Judge Susswein then addressed the issue of whether a “dwelling” can include an outdoor area for self-defense and retreat purposes. The Court held in relevant part: Defendant urges us to interpret the word dwelling more expansively to encompass any part of the so-called “curtilage” of a house. Curtilage is a Fourth Amendment concept that defines the geographic scope of the heightened privacy protections that are associated with a home. Those constitutional privacy protections may in certain circumstances be extended outside a house to walkways, driveways, and porches.

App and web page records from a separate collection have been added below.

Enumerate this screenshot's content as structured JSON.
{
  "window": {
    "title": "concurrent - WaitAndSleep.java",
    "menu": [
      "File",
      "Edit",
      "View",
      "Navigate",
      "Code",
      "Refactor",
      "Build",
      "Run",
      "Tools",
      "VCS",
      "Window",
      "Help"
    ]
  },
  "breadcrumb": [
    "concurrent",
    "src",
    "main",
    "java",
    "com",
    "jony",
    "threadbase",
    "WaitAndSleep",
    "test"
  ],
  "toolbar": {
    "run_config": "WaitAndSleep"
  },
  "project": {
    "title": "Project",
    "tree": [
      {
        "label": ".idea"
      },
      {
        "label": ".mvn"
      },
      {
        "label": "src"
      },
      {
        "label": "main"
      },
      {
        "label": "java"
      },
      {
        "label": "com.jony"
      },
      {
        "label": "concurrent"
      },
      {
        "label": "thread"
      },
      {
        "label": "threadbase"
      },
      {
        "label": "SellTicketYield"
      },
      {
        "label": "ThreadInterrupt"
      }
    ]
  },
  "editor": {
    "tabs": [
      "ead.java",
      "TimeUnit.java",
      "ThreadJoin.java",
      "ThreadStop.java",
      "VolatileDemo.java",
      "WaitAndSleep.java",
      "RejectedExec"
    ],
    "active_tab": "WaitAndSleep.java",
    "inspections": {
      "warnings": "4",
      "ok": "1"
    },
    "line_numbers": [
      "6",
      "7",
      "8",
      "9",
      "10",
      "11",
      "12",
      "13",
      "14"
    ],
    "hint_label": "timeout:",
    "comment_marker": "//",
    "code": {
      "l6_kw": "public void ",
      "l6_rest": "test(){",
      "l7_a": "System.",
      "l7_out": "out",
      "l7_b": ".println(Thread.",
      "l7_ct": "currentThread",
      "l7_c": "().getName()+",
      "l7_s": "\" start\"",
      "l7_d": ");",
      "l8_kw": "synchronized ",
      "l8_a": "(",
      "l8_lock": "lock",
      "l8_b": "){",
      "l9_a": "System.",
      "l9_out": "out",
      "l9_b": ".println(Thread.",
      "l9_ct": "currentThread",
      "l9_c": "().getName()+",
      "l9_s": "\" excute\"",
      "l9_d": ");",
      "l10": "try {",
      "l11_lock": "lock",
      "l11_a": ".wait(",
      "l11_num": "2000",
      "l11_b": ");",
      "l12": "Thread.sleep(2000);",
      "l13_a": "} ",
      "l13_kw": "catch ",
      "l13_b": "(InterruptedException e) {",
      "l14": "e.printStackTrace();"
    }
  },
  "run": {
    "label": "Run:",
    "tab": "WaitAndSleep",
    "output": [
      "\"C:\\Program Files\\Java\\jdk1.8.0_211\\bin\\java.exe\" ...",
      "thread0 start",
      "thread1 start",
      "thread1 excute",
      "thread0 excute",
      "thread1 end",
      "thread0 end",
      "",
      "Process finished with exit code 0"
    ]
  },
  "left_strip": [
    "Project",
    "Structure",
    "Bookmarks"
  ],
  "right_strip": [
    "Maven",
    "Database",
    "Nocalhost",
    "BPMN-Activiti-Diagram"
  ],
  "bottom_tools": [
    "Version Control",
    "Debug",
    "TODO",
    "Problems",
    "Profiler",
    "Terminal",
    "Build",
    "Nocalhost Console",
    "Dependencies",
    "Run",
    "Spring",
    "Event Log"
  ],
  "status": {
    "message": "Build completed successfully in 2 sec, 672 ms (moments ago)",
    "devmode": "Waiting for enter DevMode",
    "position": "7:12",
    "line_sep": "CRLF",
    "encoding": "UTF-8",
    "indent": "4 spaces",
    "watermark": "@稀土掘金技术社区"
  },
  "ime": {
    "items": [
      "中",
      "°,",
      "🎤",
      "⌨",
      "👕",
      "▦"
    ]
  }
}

We decline defendant’s invitation to rely on Fourth Amendment principles to expand the scope of the term dwelling for purposes of authorizing deadly force pursuant to N.J.S.A. 2C:3-4(b)(2)(b)(i). The Fourth Amendment and its state constitutional counterpart–Article I, paragraph 7 of the New Jersey Constitution–serve a different purpose than the statutory framework that explains when a person is justified in using deadly force. The Fourth Amendment and Article I, paragraph 7, protect against liberty and privacy incursions by the government in the form of arrests, searches, and seizures. These constitutional provisions do not protect against intrusions by private actors. See State v. Navarro, (App. Div. 1998) (holding that the Fourth Amendment applies only to government actions and not to unreasonable searches conducted by a landlady). Ultimately, the scope of the dwelling exception to the general duty to retreat before employing deadly force is defined by statute, not by Fourth Amendment principles.
We find support for our conclusion that N.J.S.A. 2C:3-4(b)(2)(b)(i) does not extend throughout the curtilage of a home in Bonano. That pre-code case interpreted and applied the duty-to-retreat principles that are now codified in N.J.S.A. 2C:3-4(b)(2)(b)(i) and N.J.S.A. 2C:3-4(c). In Bonano, the Supreme Court examined the so-called “castle doctrine,” which is the common law exception to the general rule that a person must retreat when it is reasonably safe to do so before using deadly force for self-protection or the protection of others. The Court in Bonano relied on our State’s predecessor general self-defense statute, and on common law principles exempting the general duty to retreat when using protective force in one’s own home. The Court quoted our then-recent observation in State v. Provoid (App. Div. 1970), that “the majority of jurisdictions in this country have concluded the privilege of self-defense without retreat extends to anywhere within the ‘curtilage’ of a man’s or woman’s home.”
The Appellate Division’s narrow interpretation of what is often a firearms issue is consistent with New Jersey law. Our state has some of the most restrictive firearm laws in the country.